Memorial Day in Goshen began at 7:00 a.m. on May 30 with Memorial Honor Guard services at a sequence of cemeteries, beginning with St. John’s Cemetery on Main Street. They continued at the St. James Columbarium, on St. James Street, St. James Cemetery on South Street, Slate Hill Cemetery on Old Chester Road, Orange County Veterans Cemetery on Craigville Road, Minisink Monument and the Orange Blossoms Monument, both on Main Street.
Veterans of Foreign Wars Post 1708 and American Legion Post 377 had collaborated to honor soldiers who died fighting for democracy.
The day’s events continued with a Memorial Day Parade proceeding down Main Street, ending at the Everett War Memorial Monument in Village Park. Parade spectators then gathered at the monument for a somber ceremony of honor and gratitude.
As emcee, Jim Heslop, Commander of Goshen American Legion Post 377greeted everyone and invited Rev. Rhonda Myers, Interim Pastor at the First Presbyterian Church in Goshen, to deliver the invocation.
“We will remember that war is costly; the price paid in priceless lives cut short,” said Myers. “Share with me in remembering those who served this nation so faithfully.”
Saying that they put themselves in harm’s way so we can live in peace, she advised, “Work for peace in our own lives and in our community.”
Goshen High School Junior and National Honor Society member Jolina Dong led the audience in the Pledge of Alliance, speaking with feeling in a clear, strong voice. The Goshen Varsity Choir, led by Christine Scully, followed with a compelling rendering of the National Anthem.

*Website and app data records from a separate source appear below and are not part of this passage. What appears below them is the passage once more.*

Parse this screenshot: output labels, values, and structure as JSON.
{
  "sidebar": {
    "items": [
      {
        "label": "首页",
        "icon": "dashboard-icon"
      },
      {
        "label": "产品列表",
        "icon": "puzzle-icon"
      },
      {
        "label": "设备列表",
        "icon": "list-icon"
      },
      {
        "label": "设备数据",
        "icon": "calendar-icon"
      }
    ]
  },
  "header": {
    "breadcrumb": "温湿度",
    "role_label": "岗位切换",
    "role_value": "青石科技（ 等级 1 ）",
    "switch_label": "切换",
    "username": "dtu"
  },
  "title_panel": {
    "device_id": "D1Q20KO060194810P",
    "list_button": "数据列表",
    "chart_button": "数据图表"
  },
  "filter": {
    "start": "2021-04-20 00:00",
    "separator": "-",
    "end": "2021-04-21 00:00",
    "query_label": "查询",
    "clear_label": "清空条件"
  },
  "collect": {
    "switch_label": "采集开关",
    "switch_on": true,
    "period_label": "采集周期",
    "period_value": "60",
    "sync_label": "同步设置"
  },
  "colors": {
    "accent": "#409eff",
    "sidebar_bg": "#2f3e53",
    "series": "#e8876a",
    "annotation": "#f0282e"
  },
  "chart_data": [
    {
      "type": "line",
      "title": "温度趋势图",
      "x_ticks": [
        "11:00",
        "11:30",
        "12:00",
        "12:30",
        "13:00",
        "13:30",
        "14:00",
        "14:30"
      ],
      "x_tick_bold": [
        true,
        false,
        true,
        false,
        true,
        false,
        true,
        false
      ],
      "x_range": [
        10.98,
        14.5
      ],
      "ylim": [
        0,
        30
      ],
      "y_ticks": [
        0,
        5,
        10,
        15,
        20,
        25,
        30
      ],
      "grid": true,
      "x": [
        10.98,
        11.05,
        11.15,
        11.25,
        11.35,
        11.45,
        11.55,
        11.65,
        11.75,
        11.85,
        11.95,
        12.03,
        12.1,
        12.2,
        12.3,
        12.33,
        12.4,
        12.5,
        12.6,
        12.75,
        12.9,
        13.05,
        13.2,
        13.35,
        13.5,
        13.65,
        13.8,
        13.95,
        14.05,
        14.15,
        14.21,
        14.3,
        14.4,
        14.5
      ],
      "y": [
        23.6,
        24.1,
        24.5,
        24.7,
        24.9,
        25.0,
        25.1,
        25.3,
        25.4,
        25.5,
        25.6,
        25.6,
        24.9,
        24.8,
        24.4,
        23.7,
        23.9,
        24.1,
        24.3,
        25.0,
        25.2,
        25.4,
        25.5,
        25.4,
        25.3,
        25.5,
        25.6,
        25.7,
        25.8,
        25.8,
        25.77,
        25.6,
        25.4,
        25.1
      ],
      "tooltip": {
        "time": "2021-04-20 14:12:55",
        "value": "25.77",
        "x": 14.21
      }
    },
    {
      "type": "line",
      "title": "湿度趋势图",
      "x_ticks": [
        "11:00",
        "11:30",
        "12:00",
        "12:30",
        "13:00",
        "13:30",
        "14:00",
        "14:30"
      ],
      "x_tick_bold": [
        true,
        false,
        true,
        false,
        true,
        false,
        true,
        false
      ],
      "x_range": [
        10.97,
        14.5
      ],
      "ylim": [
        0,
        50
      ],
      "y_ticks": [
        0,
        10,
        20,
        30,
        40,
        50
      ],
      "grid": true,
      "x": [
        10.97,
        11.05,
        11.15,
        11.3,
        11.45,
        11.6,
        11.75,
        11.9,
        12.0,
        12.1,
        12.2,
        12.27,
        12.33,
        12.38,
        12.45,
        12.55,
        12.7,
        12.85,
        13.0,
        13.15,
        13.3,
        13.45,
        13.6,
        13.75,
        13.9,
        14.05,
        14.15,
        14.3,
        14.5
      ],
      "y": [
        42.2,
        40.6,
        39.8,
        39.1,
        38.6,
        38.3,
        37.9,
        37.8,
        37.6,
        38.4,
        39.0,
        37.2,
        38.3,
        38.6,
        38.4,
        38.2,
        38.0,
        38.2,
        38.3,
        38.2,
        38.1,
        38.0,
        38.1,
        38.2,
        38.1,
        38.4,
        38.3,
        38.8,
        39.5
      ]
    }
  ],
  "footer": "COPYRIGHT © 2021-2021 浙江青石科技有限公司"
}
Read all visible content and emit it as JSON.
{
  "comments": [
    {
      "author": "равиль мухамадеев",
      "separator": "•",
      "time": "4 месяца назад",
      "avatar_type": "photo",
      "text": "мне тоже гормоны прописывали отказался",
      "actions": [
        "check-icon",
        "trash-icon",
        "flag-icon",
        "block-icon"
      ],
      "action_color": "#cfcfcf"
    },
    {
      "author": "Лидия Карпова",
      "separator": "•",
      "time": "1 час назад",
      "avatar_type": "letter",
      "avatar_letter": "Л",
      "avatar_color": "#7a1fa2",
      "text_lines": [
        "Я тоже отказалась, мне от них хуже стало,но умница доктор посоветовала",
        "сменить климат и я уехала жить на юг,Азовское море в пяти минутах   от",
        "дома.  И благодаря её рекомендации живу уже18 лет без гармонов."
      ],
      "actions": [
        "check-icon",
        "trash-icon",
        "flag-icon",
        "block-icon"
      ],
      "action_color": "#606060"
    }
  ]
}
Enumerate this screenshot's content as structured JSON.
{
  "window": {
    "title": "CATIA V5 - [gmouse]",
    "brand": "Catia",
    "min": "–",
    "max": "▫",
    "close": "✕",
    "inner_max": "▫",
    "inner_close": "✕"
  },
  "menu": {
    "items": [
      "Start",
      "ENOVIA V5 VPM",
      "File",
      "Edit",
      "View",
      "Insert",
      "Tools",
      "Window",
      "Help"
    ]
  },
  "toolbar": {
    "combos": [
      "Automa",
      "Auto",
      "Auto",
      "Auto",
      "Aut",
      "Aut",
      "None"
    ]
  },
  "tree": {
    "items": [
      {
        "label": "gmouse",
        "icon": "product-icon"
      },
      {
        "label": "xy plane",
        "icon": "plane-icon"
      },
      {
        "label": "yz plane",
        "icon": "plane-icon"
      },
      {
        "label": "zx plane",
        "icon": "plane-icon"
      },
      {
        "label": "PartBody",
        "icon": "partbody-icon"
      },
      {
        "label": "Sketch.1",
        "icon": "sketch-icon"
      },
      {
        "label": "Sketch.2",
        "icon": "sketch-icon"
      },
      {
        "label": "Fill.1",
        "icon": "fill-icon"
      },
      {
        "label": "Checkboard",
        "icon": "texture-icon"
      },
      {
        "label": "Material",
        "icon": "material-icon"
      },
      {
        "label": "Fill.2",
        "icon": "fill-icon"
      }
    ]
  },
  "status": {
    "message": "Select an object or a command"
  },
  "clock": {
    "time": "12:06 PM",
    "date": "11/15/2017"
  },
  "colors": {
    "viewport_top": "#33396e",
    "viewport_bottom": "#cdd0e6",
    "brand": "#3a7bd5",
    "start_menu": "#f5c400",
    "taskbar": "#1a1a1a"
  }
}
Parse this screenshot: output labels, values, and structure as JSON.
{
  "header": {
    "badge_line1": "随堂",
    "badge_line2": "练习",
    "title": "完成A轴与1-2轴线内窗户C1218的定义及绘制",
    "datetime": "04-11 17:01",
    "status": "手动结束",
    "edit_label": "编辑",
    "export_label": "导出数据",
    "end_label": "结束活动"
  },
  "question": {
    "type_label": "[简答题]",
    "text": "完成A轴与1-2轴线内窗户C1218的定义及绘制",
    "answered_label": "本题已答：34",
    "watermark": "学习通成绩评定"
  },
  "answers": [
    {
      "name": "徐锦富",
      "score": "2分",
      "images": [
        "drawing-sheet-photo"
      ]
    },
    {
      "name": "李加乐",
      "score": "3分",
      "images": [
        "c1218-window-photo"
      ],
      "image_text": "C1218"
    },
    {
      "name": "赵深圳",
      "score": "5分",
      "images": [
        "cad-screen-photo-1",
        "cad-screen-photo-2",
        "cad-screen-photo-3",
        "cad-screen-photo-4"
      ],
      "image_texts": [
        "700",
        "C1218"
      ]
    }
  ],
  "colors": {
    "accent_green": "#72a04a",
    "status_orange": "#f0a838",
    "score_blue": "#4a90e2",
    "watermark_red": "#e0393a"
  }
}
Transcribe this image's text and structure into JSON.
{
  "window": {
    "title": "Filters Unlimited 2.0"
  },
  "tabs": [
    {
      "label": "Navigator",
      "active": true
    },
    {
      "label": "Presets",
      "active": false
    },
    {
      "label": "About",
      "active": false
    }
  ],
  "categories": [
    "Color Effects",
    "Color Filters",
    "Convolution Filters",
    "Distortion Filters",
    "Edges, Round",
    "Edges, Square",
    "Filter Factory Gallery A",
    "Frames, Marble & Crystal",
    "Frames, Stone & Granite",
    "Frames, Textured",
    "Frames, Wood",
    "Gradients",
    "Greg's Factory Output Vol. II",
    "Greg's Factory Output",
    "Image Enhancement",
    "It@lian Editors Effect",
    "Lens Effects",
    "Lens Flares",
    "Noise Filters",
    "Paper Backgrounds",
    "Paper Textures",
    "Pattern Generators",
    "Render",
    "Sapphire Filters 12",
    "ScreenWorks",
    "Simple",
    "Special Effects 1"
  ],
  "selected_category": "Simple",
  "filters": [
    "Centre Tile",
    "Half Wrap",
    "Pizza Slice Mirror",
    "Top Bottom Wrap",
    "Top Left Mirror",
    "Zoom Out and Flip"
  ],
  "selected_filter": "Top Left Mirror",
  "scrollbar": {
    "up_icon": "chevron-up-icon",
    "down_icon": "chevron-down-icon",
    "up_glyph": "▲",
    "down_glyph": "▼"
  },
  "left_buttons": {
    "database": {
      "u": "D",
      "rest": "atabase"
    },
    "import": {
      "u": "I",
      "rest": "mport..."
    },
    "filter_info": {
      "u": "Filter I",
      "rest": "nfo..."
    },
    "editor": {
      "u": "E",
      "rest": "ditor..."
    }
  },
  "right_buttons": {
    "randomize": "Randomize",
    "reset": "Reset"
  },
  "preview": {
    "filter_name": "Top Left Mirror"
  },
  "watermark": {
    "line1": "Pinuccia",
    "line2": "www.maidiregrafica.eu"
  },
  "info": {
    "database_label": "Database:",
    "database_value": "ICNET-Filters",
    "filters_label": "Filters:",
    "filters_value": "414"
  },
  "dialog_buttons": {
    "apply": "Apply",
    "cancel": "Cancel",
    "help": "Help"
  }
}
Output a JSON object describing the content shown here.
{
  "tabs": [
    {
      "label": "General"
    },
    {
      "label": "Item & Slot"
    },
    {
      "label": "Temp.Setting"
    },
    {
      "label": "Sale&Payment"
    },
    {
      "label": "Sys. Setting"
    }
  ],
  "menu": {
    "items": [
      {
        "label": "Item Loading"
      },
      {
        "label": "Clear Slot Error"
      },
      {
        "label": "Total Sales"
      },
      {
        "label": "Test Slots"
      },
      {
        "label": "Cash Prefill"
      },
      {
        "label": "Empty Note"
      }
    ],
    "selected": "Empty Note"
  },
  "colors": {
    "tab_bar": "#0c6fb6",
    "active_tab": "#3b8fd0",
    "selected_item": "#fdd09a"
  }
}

Said Heslop, “We are here today to honor and remember those that have sacrificed their lives so that we can live in freedom Let us never forget they fought and died for us and for our country.”
Asking children 13 years old and under to stand, he said, “It’s significant that we recognize the children present today.”
He noted that they would likely continue attending such events , having begun early.
Guest speaker Staff Sergeant William Hanford, with the NY Army National Guard in Middletown, began his talk, “We’re here today to honor our heroes, remember their achievements and their dedication and to say ‘thank you.’”
He noted that these patriots are from all walks of life, but they share fundamental qualities—courage, pride, determination, selflessness, and dedication to duty and integrity.
“They are ordinary people who responded in extraordinary ways. They rose to the nation’s call. We honor their bravery, but nothing can replace the hole left from a fallen service member,” said Staff Sergeant Hanford.
This year’s Grand Marshal, Wendy Bynum-Wade, a lifelong Goshen resident and editor of the Goshen Independent, calling Goshen “a pretty darn nice place,” said, “I love Goshen and everything about it. If there’s something we don’t like, we can change it.”
Although not a veteran herself, she added, “I’m a very proud daughter, mother, niece, and sister to veterans who have all served. I honor all those who gave their lives so we can do what we want.”
Bynum-Wade is the second member of her family to be honored as Grand Marshal of the Memorial Day parade. Her late father, Charles W. Bynum, a gunner and bombardier in the U.S. Marine Corps and a veteran of WW II and the Korean War, was grand marshal in 2009.
Boy Scouts Michael Lombardi and Zachary Miller, from Troop 62, read the names of Goshen citizens who were killed in action in World War I, World War II, the Korean War, Vietnam, the Persian Gulf, and Iraq.
Commander Ray Quattrini, Veterans of Foreign Wars, Post 1708, spoke vehemently. “Our fragile democracy is only secured by those willing to fight and die for it,” he said, adding, that “the world has witnessed the aggression of a Soviet regime fueled by lust engaging in a merciless assault on a peaceful and democratic nation. We are sincere in our quest for peace.”
Bringing the ceremony to a conclusion, Colin Ahern sang “God Bless America, followed by a gun salute by the combined Goshen AL/VFW Color Guard using 1903 Springfield rifles—carried by American soldiers in WW I. Taps was then played by buglers Michael Lombardi and Ahmed Arif.